## Page and application data records:
BEGIN

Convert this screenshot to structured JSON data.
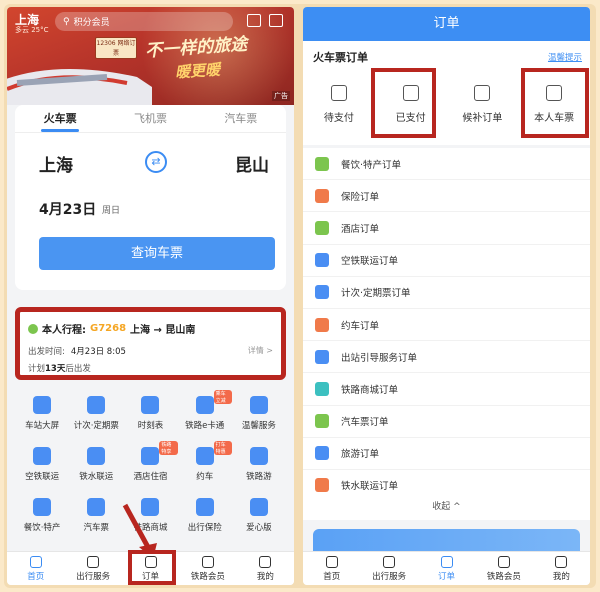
{
  "left": {
    "city": "上海",
    "weather": "多云 25°C",
    "search_placeholder": "积分会员",
    "banner_badge": "12306 网络订票",
    "slogan_1": "不一样的旅途",
    "slogan_2": "暖更暖",
    "ad_label": "广告",
    "tabs": [
      "火车票",
      "飞机票",
      "汽车票"
    ],
    "from": "上海",
    "to": "昆山",
    "date": "4月23日",
    "weekday": "周日",
    "query_button": "查询车票",
    "trip": {
      "label": "本人行程:",
      "train_no": "G7268",
      "route": "上海 → 昆山南",
      "depart_label": "出发时间:",
      "depart_value": "4月23日  8:05",
      "detail": "详情 >",
      "plan_prefix": "计划",
      "plan_days": "13天",
      "plan_suffix": "后出发"
    },
    "services": [
      {
        "label": "车站大屏",
        "color": "#4a8ef3"
      },
      {
        "label": "计次·定期票",
        "color": "#4a8ef3"
      },
      {
        "label": "时刻表",
        "color": "#4a8ef3"
      },
      {
        "label": "铁路e卡通",
        "color": "#4a8ef3",
        "tag": "乘车立减"
      },
      {
        "label": "温馨服务",
        "color": "#4a8ef3"
      },
      {
        "label": "空铁联运",
        "color": "#4a8ef3"
      },
      {
        "label": "铁水联运",
        "color": "#4a8ef3"
      },
      {
        "label": "酒店住宿",
        "color": "#4a8ef3",
        "tag": "铁路特享"
      },
      {
        "label": "约车",
        "color": "#4a8ef3",
        "tag": "打车特惠"
      },
      {
        "label": "铁路游",
        "color": "#4a8ef3"
      },
      {
        "label": "餐饮·特产",
        "color": "#4a8ef3"
      },
      {
        "label": "汽车票",
        "color": "#4a8ef3"
      },
      {
        "label": "铁路商城",
        "color": "#4a8ef3"
      },
      {
        "label": "出行保险",
        "color": "#4a8ef3"
      },
      {
        "label": "爱心版",
        "color": "#4a8ef3"
      }
    ],
    "tabbar": [
      "首页",
      "出行服务",
      "订单",
      "铁路会员",
      "我的"
    ]
  },
  "right": {
    "title": "订单",
    "section_title": "火车票订单",
    "tip": "温馨提示",
    "kinds": [
      "待支付",
      "已支付",
      "候补订单",
      "本人车票"
    ],
    "orders": [
      {
        "label": "餐饮·特产订单",
        "color": "#7cc54e"
      },
      {
        "label": "保险订单",
        "color": "#f07a4a"
      },
      {
        "label": "酒店订单",
        "color": "#7cc54e"
      },
      {
        "label": "空铁联运订单",
        "color": "#4a8ef3"
      },
      {
        "label": "计次·定期票订单",
        "color": "#4a8ef3"
      },
      {
        "label": "约车订单",
        "color": "#f07a4a"
      },
      {
        "label": "出站引导服务订单",
        "color": "#4a8ef3"
      },
      {
        "label": "铁路商城订单",
        "color": "#3cc0c0"
      },
      {
        "label": "汽车票订单",
        "color": "#7cc54e"
      },
      {
        "label": "旅游订单",
        "color": "#4a8ef3"
      },
      {
        "label": "铁水联运订单",
        "color": "#f07a4a"
      }
    ],
    "collapse": "收起 ^",
    "tabbar": [
      "首页",
      "出行服务",
      "订单",
      "铁路会员",
      "我的"
    ]
  },
  "colors": {
    "accent": "#3d8ef3",
    "highlight": "#b8261f"
  }
}
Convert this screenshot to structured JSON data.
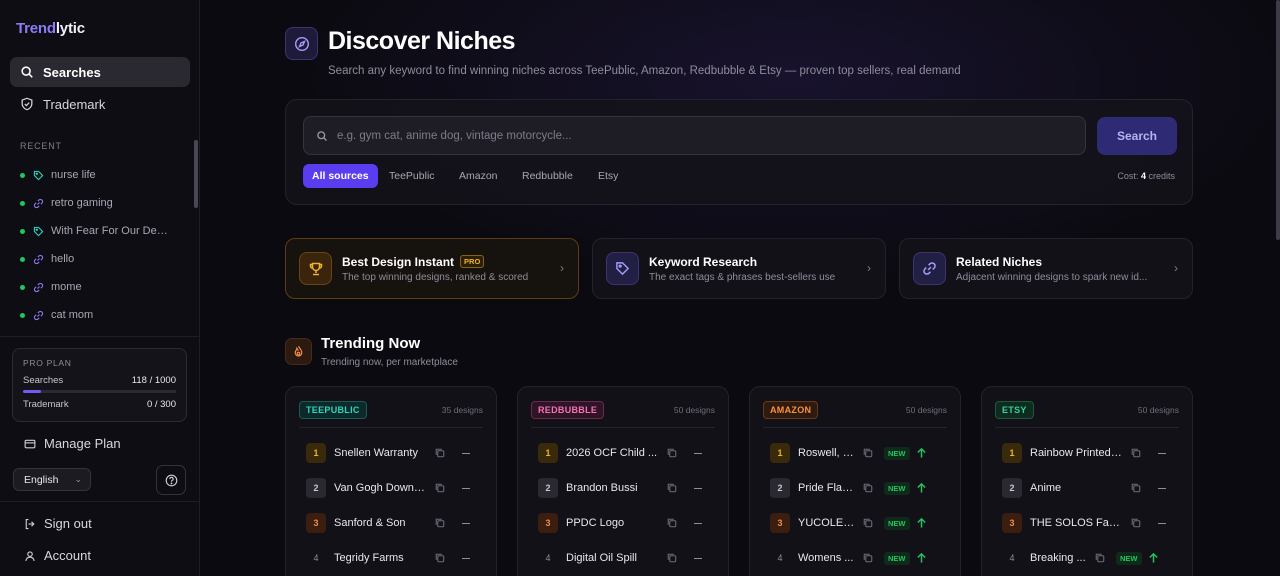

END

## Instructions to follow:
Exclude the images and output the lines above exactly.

## Response for this exercise:
Convert this screenshot to structured JSON data.
{
  "left": {
    "city": "上海",
    "weather": "多云 25°C",
    "search_placeholder": "积分会员",
    "banner_badge": "12306 网络订票",
    "slogan_1": "不一样的旅途",
    "slogan_2": "暖更暖",
    "ad_label": "广告",
    "tabs": [
      "火车票",
      "飞机票",
      "汽车票"
    ],
    "from": "上海",
    "to": "昆山",
    "date": "4月23日",
    "weekday": "周日",
    "query_button": "查询车票",
    "trip": {
      "label": "本人行程:",
      "train_no": "G7268",
      "route": "上海 → 昆山南",
      "depart_label": "出发时间:",
      "depart_value": "4月23日  8:05",
      "detail": "详情 >",
      "plan_prefix": "计划",
      "plan_days": "13天",
      "plan_suffix": "后出发"
    },
    "services": [
      {
        "label": "车站大屏",
        "color": "#4a8ef3"
      },
      {
        "label": "计次·定期票",
        "color": "#4a8ef3"
      },
      {
        "label": "时刻表",
        "color": "#4a8ef3"
      },
      {
        "label": "铁路e卡通",
        "color": "#4a8ef3",
        "tag": "乘车立减"
      },
      {
        "label": "温馨服务",
        "color": "#4a8ef3"
      },
      {
        "label": "空铁联运",
        "color": "#4a8ef3"
      },
      {
        "label": "铁水联运",
        "color": "#4a8ef3"
      },
      {
        "label": "酒店住宿",
        "color": "#4a8ef3",
        "tag": "铁路特享"
      },
      {
        "label": "约车",
        "color": "#4a8ef3",
        "tag": "打车特惠"
      },
      {
        "label": "铁路游",
        "color": "#4a8ef3"
      },
      {
        "label": "餐饮·特产",
        "color": "#4a8ef3"
      },
      {
        "label": "汽车票",
        "color": "#4a8ef3"
      },
      {
        "label": "铁路商城",
        "color": "#4a8ef3"
      },
      {
        "label": "出行保险",
        "color": "#4a8ef3"
      },
      {
        "label": "爱心版",
        "color": "#4a8ef3"
      }
    ],
    "tabbar": [
      "首页",
      "出行服务",
      "订单",
      "铁路会员",
      "我的"
    ]
  },
  "right": {
    "title": "订单",
    "section_title": "火车票订单",
    "tip": "温馨提示",
    "kinds": [
      "待支付",
      "已支付",
      "候补订单",
      "本人车票"
    ],
    "orders": [
      {
        "label": "餐饮·特产订单",
        "color": "#7cc54e"
      },
      {
        "label": "保险订单",
        "color": "#f07a4a"
      },
      {
        "label": "酒店订单",
        "color": "#7cc54e"
      },
      {
        "label": "空铁联运订单",
        "color": "#4a8ef3"
      },
      {
        "label": "计次·定期票订单",
        "color": "#4a8ef3"
      },
      {
        "label": "约车订单",
        "color": "#f07a4a"
      },
      {
        "label": "出站引导服务订单",
        "color": "#4a8ef3"
      },
      {
        "label": "铁路商城订单",
        "color": "#3cc0c0"
      },
      {
        "label": "汽车票订单",
        "color": "#7cc54e"
      },
      {
        "label": "旅游订单",
        "color": "#4a8ef3"
      },
      {
        "label": "铁水联运订单",
        "color": "#f07a4a"
      }
    ],
    "collapse": "收起 ^",
    "tabbar": [
      "首页",
      "出行服务",
      "订单",
      "铁路会员",
      "我的"
    ]
  },
  "colors": {
    "accent": "#3d8ef3",
    "highlight": "#b8261f"
  }
}
Convert this screenshot to structured JSON data.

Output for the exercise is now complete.